----- SUPPLIED DATA -----

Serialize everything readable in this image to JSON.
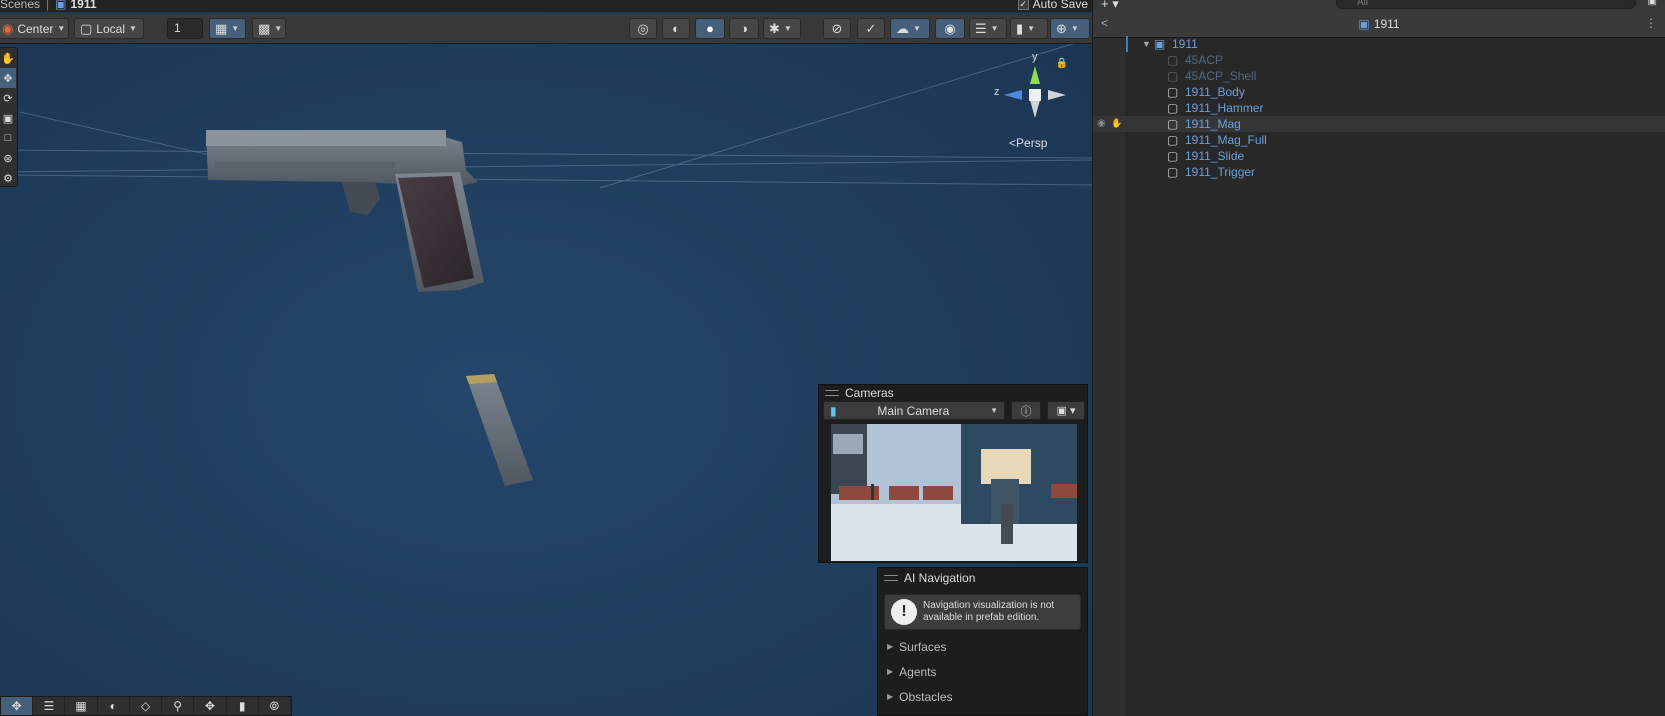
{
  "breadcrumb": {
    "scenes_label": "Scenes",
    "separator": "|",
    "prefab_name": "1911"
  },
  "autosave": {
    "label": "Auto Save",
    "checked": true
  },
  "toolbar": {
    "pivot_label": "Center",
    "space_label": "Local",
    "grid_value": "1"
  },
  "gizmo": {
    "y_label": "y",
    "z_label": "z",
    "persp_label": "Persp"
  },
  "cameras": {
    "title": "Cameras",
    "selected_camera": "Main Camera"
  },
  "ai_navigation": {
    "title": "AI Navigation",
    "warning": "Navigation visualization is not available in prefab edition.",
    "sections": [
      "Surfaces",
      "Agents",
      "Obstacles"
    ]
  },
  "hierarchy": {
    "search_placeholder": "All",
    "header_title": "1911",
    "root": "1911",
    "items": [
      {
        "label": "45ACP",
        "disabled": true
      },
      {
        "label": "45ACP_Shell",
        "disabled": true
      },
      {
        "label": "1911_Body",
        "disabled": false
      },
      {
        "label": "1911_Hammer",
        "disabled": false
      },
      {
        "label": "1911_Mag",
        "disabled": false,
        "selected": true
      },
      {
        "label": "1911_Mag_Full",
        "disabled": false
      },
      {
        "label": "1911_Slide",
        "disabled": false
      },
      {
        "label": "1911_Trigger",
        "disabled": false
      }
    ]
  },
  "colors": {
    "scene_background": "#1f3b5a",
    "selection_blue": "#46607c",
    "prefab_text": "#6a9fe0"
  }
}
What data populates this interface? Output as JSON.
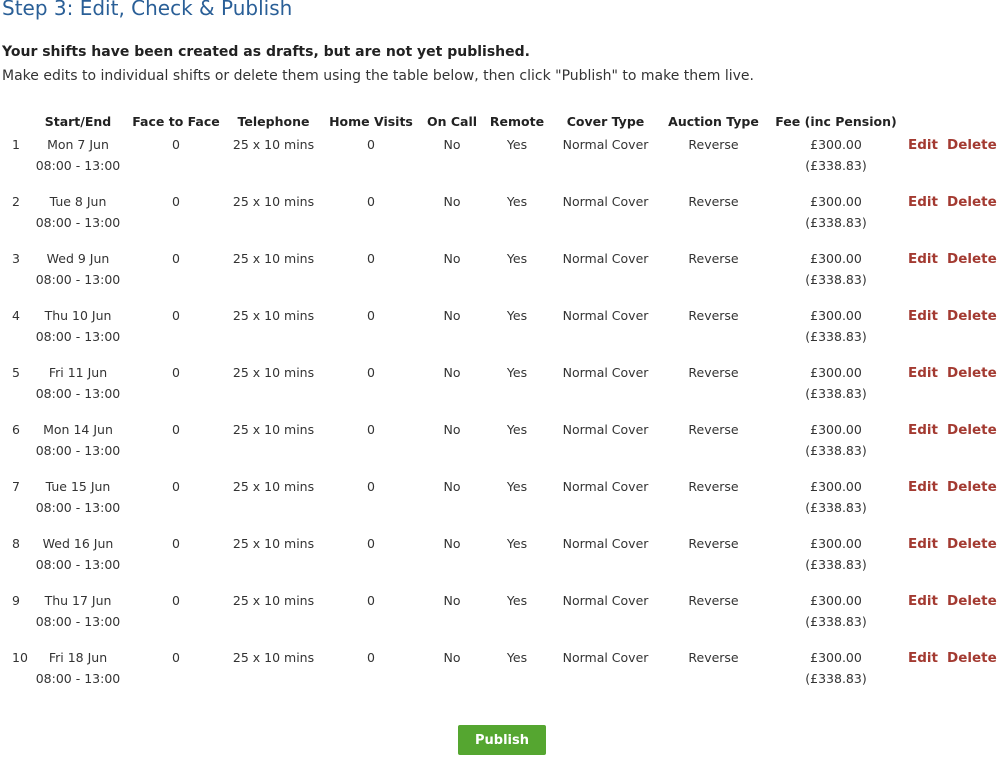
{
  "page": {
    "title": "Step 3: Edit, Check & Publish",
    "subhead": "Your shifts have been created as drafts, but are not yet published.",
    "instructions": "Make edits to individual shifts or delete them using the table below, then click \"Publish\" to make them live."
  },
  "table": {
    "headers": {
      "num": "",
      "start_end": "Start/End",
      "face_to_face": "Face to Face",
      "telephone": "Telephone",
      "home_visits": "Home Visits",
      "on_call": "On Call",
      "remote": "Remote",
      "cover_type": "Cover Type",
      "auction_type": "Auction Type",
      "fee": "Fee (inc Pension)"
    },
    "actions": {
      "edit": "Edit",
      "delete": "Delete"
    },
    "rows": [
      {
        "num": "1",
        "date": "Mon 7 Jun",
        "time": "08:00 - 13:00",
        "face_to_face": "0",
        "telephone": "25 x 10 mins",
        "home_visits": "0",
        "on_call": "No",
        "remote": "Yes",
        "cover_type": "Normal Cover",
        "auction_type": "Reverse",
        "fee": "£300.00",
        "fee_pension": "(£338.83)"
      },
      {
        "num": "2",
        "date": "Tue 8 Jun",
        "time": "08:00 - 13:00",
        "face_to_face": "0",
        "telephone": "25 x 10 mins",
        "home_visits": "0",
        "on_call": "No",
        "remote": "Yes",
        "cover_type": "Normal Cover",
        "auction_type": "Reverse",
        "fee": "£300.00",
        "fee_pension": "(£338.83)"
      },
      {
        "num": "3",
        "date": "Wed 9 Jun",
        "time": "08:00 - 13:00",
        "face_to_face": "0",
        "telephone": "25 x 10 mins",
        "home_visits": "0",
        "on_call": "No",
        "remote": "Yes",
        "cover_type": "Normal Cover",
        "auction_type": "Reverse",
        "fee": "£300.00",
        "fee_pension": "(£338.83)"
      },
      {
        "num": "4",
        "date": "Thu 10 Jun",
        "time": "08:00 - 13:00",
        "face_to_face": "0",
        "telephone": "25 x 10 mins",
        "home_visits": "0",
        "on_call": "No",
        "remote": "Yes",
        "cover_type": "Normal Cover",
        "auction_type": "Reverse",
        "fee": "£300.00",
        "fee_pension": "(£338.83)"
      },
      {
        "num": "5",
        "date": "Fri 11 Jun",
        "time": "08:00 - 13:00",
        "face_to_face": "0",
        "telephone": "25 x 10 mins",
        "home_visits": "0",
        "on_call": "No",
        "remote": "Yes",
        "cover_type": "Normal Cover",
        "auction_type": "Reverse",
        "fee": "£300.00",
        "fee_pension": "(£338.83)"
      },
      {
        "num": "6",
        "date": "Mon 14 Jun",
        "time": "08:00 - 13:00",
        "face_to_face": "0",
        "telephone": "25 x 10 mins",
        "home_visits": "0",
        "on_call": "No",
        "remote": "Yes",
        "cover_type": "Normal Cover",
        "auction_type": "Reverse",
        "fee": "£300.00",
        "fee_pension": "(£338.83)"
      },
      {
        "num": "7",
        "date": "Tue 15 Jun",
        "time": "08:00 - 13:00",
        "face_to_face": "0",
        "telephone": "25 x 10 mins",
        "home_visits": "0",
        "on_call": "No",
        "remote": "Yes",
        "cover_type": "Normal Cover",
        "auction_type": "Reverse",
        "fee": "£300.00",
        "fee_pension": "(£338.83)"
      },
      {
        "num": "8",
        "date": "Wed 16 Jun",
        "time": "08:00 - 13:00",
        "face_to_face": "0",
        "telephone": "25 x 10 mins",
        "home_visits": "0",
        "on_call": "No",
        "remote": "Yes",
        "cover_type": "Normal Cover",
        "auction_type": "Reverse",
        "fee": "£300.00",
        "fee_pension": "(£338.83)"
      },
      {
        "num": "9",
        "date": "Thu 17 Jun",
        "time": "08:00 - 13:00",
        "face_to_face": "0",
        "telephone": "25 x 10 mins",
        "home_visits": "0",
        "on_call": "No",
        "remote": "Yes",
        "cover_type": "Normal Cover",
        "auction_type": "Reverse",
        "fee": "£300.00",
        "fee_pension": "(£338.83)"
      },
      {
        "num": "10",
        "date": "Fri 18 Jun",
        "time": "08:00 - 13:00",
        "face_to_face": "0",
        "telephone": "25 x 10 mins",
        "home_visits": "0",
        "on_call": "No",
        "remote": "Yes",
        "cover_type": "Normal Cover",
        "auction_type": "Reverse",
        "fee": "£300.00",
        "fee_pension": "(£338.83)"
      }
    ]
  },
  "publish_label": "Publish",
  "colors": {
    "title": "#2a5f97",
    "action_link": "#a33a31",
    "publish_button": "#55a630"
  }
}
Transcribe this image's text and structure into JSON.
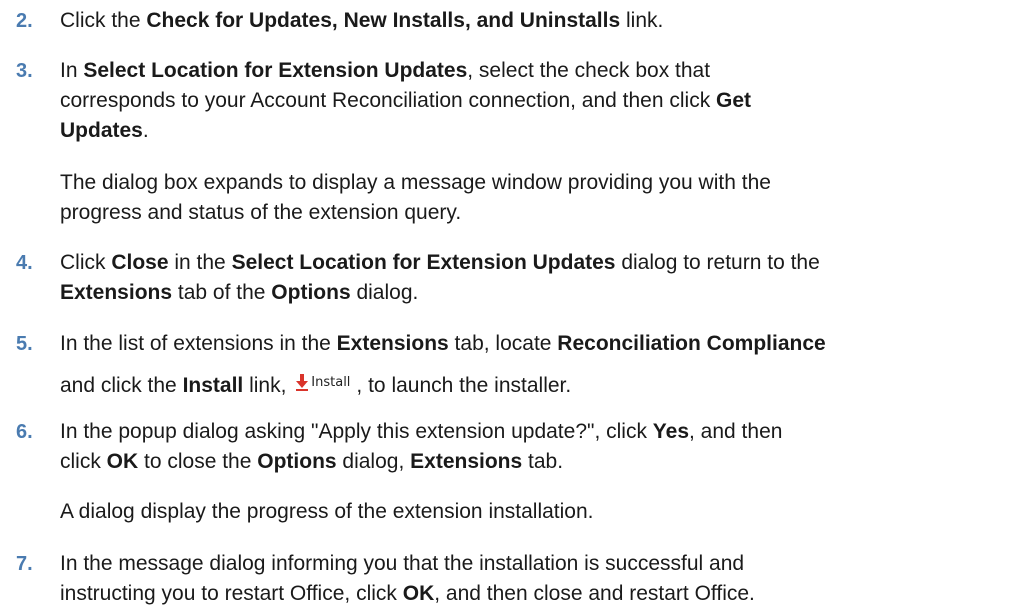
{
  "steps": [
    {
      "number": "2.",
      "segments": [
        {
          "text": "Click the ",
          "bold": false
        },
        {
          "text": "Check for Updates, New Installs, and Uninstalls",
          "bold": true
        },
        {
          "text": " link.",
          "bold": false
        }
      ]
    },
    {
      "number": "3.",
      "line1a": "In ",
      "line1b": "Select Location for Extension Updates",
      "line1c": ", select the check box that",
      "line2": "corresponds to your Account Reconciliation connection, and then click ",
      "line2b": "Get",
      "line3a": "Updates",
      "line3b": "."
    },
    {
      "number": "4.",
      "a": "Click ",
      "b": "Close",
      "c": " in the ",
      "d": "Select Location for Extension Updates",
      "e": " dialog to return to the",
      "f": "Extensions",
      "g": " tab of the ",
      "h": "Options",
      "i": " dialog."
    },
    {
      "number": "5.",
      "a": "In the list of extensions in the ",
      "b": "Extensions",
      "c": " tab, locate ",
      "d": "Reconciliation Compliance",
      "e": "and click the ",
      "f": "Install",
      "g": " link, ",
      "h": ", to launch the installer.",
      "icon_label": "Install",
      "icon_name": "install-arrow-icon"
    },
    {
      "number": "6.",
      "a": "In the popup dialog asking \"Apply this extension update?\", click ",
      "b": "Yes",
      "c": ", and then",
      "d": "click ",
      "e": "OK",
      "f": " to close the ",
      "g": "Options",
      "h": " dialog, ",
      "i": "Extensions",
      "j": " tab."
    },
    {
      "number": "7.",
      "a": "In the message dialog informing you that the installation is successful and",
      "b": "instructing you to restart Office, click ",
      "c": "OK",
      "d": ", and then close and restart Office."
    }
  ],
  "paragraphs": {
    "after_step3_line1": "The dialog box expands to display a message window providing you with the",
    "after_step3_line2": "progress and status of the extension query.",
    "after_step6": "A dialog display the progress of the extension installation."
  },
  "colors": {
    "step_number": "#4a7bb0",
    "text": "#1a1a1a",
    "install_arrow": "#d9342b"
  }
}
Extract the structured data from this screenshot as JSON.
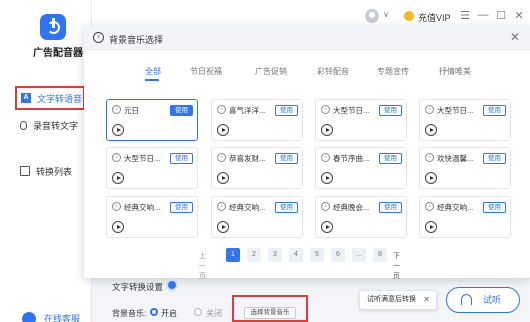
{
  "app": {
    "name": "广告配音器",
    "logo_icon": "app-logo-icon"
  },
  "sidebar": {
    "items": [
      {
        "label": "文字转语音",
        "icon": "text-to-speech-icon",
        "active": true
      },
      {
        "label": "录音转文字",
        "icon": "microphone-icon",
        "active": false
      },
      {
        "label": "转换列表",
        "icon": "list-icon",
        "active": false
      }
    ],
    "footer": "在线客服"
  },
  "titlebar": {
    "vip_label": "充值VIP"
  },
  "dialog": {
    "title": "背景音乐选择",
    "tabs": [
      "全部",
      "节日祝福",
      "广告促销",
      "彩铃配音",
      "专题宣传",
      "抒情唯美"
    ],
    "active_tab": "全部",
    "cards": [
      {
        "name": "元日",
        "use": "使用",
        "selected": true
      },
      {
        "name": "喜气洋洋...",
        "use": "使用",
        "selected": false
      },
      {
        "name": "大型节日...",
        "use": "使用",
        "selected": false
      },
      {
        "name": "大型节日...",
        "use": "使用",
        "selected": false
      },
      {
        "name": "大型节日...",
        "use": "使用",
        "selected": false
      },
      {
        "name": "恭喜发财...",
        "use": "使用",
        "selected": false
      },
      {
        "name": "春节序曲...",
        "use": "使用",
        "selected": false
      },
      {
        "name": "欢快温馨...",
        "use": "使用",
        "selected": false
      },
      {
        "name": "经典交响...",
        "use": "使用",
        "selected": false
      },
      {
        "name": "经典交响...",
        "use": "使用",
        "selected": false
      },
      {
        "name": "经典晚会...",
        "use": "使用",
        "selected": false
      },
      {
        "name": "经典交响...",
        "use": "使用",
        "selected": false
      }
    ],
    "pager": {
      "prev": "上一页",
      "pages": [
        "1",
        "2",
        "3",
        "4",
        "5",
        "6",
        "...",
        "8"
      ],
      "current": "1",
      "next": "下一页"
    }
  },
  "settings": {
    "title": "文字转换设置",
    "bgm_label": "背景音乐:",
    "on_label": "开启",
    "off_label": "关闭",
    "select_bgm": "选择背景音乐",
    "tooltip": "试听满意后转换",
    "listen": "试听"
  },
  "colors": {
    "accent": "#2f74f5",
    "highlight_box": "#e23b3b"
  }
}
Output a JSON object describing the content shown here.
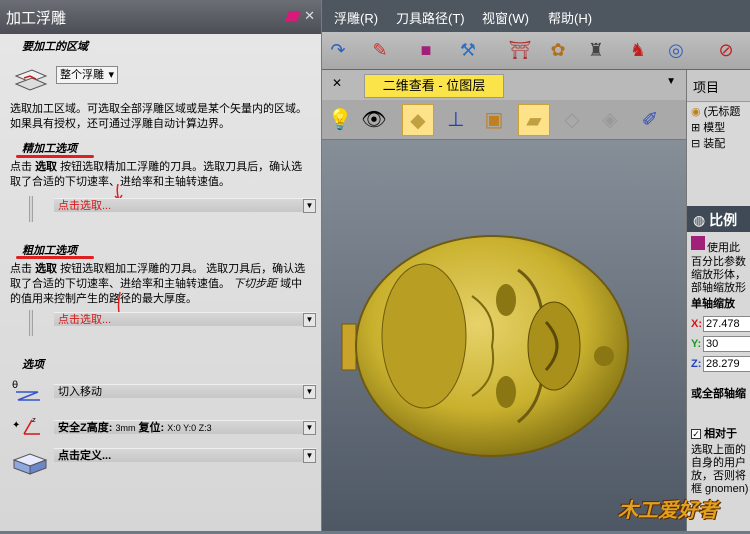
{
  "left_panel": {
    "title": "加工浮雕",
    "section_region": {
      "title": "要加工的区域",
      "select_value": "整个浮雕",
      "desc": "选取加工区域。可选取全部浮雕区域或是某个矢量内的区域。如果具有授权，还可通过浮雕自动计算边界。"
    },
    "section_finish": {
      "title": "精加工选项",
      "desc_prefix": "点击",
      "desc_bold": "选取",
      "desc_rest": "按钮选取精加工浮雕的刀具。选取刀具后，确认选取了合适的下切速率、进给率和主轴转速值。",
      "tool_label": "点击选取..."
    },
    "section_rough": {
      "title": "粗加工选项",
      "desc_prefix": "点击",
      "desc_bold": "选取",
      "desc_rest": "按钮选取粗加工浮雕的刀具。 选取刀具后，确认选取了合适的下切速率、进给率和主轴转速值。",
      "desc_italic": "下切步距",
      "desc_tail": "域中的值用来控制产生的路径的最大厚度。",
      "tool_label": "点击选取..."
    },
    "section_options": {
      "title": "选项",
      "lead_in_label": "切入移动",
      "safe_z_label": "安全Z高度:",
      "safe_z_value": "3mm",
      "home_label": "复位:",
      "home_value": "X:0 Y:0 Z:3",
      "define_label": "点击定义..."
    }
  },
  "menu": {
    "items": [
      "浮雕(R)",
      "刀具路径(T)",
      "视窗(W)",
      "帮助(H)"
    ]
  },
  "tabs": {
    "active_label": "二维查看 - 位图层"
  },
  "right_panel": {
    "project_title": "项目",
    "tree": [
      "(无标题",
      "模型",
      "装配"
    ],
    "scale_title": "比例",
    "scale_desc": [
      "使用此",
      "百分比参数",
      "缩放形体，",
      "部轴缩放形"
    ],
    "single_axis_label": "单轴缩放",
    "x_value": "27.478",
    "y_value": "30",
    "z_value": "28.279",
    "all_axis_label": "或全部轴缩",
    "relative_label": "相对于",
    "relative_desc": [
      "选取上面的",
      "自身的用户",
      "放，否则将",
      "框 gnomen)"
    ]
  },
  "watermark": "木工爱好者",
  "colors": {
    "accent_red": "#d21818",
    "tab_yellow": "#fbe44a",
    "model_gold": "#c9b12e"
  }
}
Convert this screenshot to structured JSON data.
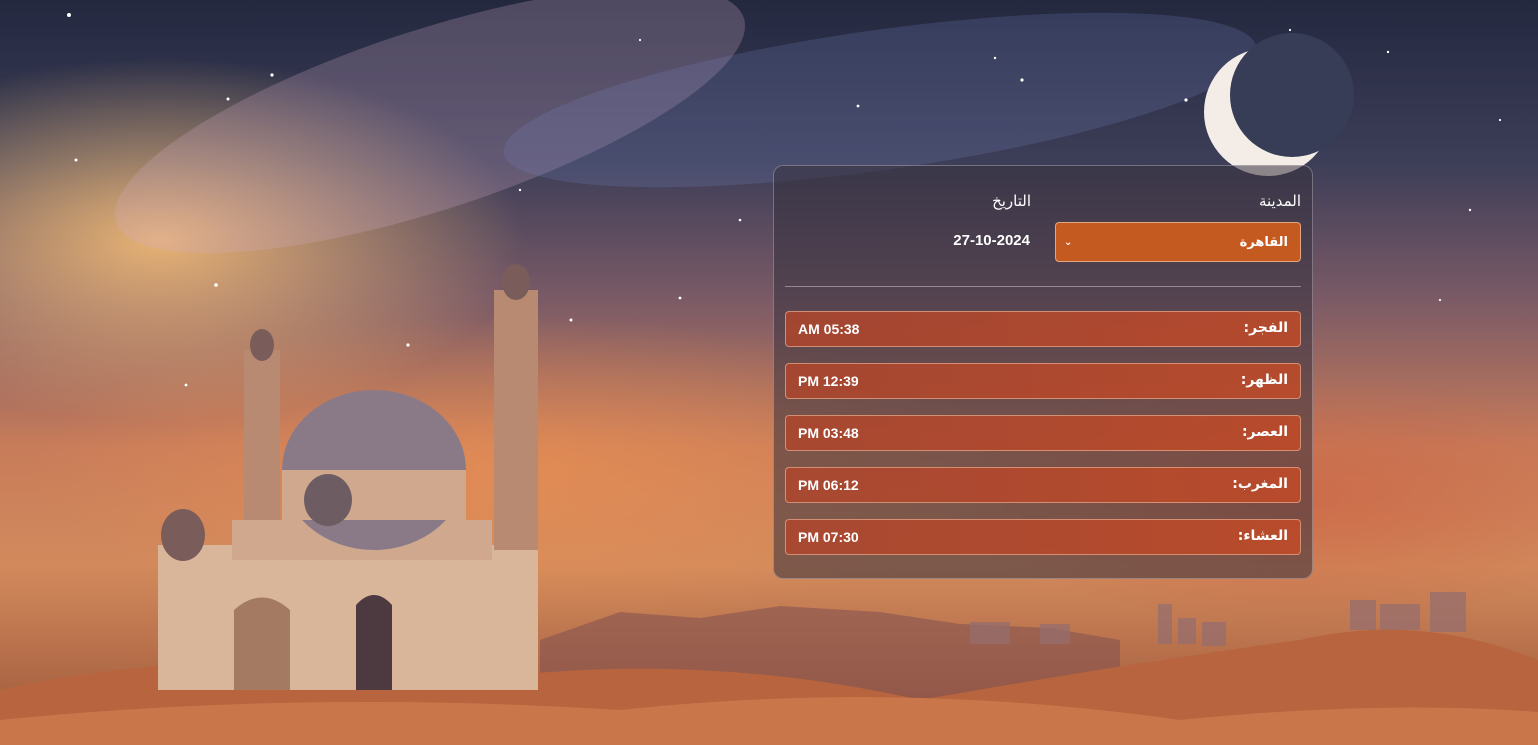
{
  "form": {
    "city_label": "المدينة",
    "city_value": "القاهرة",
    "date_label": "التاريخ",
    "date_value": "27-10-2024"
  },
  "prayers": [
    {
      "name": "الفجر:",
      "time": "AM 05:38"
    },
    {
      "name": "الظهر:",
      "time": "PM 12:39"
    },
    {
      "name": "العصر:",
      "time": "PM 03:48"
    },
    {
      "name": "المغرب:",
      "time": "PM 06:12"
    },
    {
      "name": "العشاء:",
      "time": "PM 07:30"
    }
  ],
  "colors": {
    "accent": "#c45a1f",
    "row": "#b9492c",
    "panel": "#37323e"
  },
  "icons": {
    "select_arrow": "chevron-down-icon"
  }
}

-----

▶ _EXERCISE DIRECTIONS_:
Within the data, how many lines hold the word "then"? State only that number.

▶ _RESPONSE TO THE EXERCISE_:
4